PROBLEM TO WORK ON: Looking at the entries, say how many lines contain the string "JSON". Offer nothing besides the number.

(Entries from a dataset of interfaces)
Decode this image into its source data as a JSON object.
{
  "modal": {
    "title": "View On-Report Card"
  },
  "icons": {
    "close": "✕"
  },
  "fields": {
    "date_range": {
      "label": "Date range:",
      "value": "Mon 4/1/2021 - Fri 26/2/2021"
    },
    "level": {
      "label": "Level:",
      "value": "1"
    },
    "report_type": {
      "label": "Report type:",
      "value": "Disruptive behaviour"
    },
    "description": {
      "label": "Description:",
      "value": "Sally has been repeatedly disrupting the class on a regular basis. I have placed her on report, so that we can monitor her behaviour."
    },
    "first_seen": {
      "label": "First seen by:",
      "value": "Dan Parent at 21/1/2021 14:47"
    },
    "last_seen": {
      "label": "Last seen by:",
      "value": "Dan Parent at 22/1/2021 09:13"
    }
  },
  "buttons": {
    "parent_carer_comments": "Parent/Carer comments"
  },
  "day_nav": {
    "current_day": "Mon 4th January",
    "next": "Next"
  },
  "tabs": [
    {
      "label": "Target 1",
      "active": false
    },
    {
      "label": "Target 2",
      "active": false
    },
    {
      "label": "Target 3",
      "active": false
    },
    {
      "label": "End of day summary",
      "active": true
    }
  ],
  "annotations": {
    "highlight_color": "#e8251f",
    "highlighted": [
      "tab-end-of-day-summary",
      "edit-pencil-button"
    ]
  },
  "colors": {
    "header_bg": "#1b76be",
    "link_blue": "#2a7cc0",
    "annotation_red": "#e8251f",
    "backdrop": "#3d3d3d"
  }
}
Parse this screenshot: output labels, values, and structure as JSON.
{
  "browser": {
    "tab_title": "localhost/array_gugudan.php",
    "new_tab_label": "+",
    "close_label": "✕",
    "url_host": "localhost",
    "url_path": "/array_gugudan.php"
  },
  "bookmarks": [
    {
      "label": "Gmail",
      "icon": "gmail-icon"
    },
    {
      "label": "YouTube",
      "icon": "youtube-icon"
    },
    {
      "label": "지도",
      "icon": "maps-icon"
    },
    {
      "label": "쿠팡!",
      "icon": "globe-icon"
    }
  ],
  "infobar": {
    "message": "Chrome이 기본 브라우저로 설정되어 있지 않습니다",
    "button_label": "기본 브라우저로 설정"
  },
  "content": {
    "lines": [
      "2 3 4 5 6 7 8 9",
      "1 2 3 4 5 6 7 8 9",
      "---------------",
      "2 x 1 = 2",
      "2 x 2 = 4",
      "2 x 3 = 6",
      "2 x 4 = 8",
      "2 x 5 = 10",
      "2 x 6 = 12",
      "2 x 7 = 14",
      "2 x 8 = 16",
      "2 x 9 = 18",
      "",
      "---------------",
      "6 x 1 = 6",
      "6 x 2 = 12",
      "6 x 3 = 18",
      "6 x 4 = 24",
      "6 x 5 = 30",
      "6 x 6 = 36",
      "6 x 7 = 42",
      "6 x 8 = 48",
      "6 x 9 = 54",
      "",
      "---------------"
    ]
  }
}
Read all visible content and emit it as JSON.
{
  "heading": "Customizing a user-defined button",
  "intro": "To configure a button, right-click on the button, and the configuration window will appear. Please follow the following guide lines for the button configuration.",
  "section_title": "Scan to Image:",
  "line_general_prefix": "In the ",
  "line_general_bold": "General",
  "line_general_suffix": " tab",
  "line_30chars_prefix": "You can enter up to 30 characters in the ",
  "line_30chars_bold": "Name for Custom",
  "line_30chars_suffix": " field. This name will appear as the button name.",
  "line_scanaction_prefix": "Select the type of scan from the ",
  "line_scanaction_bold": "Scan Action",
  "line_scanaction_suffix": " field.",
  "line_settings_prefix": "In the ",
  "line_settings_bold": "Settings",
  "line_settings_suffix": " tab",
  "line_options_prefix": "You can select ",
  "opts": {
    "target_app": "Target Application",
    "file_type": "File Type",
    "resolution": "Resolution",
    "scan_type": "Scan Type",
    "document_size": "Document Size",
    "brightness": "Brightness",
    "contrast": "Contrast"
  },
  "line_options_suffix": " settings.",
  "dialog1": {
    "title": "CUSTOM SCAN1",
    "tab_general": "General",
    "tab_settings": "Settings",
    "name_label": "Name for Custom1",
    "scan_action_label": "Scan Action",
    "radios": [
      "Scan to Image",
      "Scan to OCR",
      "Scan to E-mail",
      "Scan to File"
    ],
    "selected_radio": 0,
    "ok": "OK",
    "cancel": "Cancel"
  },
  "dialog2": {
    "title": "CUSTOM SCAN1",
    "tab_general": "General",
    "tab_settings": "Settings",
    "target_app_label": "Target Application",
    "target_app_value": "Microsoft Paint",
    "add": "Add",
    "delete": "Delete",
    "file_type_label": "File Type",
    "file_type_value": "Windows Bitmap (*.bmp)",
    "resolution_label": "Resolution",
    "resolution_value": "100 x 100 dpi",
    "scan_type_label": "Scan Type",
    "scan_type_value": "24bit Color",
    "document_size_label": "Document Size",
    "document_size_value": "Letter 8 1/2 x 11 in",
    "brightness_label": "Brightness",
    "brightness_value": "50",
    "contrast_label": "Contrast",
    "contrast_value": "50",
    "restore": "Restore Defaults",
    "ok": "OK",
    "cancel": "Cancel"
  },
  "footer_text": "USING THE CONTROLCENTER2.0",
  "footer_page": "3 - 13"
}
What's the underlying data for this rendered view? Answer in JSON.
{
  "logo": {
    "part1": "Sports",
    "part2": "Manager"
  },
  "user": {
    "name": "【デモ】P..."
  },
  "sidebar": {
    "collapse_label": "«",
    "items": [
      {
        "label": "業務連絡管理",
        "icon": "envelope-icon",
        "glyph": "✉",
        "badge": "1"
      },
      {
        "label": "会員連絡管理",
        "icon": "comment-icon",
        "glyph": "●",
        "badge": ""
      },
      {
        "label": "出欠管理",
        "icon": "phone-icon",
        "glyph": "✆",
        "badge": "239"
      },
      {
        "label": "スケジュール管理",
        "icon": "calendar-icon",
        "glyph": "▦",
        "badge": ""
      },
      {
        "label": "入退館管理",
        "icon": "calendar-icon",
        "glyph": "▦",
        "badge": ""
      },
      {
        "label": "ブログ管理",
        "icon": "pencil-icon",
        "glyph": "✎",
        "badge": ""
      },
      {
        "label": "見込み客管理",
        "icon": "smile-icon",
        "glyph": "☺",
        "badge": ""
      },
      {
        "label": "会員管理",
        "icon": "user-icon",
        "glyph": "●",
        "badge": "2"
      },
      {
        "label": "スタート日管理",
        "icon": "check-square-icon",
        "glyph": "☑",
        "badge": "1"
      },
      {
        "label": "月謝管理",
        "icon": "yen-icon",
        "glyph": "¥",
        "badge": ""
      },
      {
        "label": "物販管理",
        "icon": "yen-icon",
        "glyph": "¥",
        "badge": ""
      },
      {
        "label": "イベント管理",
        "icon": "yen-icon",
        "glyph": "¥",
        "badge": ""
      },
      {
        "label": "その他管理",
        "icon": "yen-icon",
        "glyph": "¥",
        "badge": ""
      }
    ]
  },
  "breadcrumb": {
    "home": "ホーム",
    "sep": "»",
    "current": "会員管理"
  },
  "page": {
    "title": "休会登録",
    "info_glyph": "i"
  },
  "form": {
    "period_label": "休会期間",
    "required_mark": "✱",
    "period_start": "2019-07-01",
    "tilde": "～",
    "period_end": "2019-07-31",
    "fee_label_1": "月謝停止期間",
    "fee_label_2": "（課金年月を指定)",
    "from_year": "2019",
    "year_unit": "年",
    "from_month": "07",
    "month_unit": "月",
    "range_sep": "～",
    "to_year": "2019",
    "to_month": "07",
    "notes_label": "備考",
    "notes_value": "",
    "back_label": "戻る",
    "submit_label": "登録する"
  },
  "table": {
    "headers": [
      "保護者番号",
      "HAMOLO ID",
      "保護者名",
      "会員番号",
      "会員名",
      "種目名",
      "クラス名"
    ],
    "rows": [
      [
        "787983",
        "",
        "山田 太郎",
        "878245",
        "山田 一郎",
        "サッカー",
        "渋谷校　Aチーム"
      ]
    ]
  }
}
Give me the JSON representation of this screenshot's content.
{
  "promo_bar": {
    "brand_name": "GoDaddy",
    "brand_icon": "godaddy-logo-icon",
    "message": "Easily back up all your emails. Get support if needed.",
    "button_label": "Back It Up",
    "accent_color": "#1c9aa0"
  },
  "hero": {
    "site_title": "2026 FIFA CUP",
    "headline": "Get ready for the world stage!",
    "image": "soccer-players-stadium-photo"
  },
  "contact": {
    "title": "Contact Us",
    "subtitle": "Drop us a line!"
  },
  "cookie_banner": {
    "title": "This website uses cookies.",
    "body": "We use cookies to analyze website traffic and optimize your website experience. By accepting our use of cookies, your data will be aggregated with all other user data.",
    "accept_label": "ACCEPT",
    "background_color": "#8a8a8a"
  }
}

SOLUTION FOR THIS EXERCISE: 5